Meeting Your Class

For Mentors to Share

Consider the culture you want to create in your classroom, and the approaches and routines that will help you to establish this. If you are aiming for a calm, hospitable and engaged classroom, plan initial learning activities that champion these pedagogies. 

These are a few ideas that I have found useful:

Make welcoming students at the door your priority. This demonstrates to students that they are what matters in your room, it creates instant connection and allows you to gauge students’ mood as they enter. For students who crave attention, it allows you to have a positive interaction before there is any possibility of anything going wrong! (HOT TIP: Don’t use this moment to check uniform – have a quiet word about that hoodie later.)

In initial lessons I have students in a seating plan (Yes – even senior classes). I achieve this in a non-confrontational way by having laid out on the desks, before students arrive, something engaging and individualised that piques students’ interest (for example part of a picture, a sealed envelope, or a curious word) – named for each student. Then as I greet students I say to them, ‘Find the desk with your name on it and take a seat.’ 

Most students will find their place and sit down. 

Some will try to move or moan, ‘Miss, why are you putting us in a seating plan?’ My response to that is always, ‘Yip, to start off with, so I can learn your names and get to know you, and so we can do this activity I need you to sit in that spot. Once we’re set up in our class routines, there will be lots of opportunities for you to move around and choose who you work with.’ (HOT TIP: If you say this, make sure it happens – I move my desks and regroup my students quite often so that they get used to working with a range of people, sometimes my choice, sometimes theirs.)

I have the plan of where I have laid out the papers in my planner and then I am able to refer to this for students’ names. This is helpful with initial management as I can address students by name and helps me to quickly learn names. (HOT TIP: Learn names within the first lesson or two – it demonstrates respect and is your best initial management strategy. If you find it hard, find some strategies.) Keep students settled in this seating plan for a week or two and then consider your next move.

The resource laid out on the desk should kickstart learning with an engaging, purposeful activity that demonstrates to students: In this class, we work productively.  

Plan for a quick win. Plan initial activities that ensure students experience success, regardless of their prior skills or knowledge. This tells students: In this class I can succeed. This message (which I try to communicate both explicitly and implicitly) makes students feel supported, safe and encourages them to engage and make an effort. Take the opportunity to give specific, positive feedback.

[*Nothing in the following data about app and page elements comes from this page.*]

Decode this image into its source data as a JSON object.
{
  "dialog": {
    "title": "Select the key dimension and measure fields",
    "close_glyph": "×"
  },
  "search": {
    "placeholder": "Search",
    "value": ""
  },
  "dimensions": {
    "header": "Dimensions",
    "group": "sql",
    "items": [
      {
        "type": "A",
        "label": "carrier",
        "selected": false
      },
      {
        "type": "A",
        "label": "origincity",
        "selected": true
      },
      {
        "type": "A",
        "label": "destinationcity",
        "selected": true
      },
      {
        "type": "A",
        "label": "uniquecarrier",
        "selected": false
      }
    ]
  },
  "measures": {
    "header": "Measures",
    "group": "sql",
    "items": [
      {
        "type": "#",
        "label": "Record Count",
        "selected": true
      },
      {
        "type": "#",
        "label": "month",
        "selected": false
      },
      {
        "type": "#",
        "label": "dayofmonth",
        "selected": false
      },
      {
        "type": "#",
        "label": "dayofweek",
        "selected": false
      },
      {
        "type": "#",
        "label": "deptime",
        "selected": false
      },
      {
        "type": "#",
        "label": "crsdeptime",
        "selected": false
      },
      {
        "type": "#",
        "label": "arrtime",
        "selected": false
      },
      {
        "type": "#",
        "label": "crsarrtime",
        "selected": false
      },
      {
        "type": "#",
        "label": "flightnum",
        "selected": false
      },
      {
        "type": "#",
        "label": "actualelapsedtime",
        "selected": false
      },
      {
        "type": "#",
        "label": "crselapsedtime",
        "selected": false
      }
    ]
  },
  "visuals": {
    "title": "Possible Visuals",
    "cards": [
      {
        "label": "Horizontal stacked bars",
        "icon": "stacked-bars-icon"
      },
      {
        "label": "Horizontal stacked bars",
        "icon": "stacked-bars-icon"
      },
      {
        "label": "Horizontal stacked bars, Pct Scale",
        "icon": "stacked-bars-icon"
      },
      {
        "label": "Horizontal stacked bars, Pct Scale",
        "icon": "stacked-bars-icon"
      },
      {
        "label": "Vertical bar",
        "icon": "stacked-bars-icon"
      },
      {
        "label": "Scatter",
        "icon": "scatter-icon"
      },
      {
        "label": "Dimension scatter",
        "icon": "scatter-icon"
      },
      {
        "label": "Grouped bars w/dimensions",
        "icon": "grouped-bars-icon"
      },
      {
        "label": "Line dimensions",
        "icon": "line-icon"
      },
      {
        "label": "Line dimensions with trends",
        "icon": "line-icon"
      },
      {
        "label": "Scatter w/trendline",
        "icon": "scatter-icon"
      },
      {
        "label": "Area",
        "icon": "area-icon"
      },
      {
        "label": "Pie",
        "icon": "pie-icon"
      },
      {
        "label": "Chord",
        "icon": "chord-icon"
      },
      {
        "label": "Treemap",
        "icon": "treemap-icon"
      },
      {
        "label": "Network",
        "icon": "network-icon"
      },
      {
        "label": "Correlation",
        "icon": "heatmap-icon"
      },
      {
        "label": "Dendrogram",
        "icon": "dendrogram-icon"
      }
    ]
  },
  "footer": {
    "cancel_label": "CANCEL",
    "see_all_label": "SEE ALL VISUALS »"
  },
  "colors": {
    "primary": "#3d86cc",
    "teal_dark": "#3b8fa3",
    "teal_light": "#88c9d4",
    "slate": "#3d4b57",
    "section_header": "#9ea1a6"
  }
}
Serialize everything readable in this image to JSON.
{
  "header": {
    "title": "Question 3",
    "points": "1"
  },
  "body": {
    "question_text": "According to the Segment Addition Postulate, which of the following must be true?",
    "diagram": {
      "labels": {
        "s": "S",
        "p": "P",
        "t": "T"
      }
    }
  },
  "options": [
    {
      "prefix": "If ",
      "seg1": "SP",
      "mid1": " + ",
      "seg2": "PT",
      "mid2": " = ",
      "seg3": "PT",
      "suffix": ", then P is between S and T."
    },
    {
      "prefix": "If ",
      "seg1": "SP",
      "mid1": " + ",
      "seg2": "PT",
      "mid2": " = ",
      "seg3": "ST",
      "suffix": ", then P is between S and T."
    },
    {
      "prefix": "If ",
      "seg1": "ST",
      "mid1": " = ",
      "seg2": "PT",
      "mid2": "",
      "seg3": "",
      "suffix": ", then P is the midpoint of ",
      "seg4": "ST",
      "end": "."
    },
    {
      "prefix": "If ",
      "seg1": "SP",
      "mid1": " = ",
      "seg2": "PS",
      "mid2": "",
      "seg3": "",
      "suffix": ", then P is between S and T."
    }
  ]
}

Within the framework of purposeful teaching and learning activities, take time to establish settled systems and routines that will make the class run smoothly. This requires explicit teaching of your expectations and should focus on creating a learning-focused culture rather than compliance for the sake of it. For example, I will plan in time to set up folders (physical or digital), name them, show where they will be stored, how they will be shared and establish feedback routines. 

Plan activities that focus your relationship with students on teaching and learning, and within these create opportunities to genuinely get to know your students. Give students the opportunity to share about themselves with you. I like to pose these questions: ‘What do teachers do that helps you learn? What do teachers do that makes it harder?’ 

SUPPORTING RESOURCES

New Zealand DP, Richard Wells, shares some further thinking on establishing a thinking-focused classroom here. It is based on a longer talk by Rong Ritchhart, that you can find at the bottom of the post.
Here, Cult of Pedagogy offers a systematic approach to establishing strong relationships with students.

Join our Community of Mentoring Teachers and Mentees

Quality Teacher Resources to Your Inbox

Sign up today to receive our regular monthly newsletters, packed with carefully curated resources that support the teacher mentoring process. Get what you need without the waffle and join a mentoring community across Aotearoa New Zealand.

Be a part of the Pātaka Community
Name(Required)
We value your privacy. By signing up, you agree to receive our newsletters and updates. Rest assured, we will never share or sell your information. You can unsubscribe at any time. More Information.
Be a part of the Pātaka Community
Name(Required)
We value your privacy. By signing up, you agree to receive our newsletters and updates. Rest assured, we will never share or sell your information. You can unsubscribe at any time. More Information.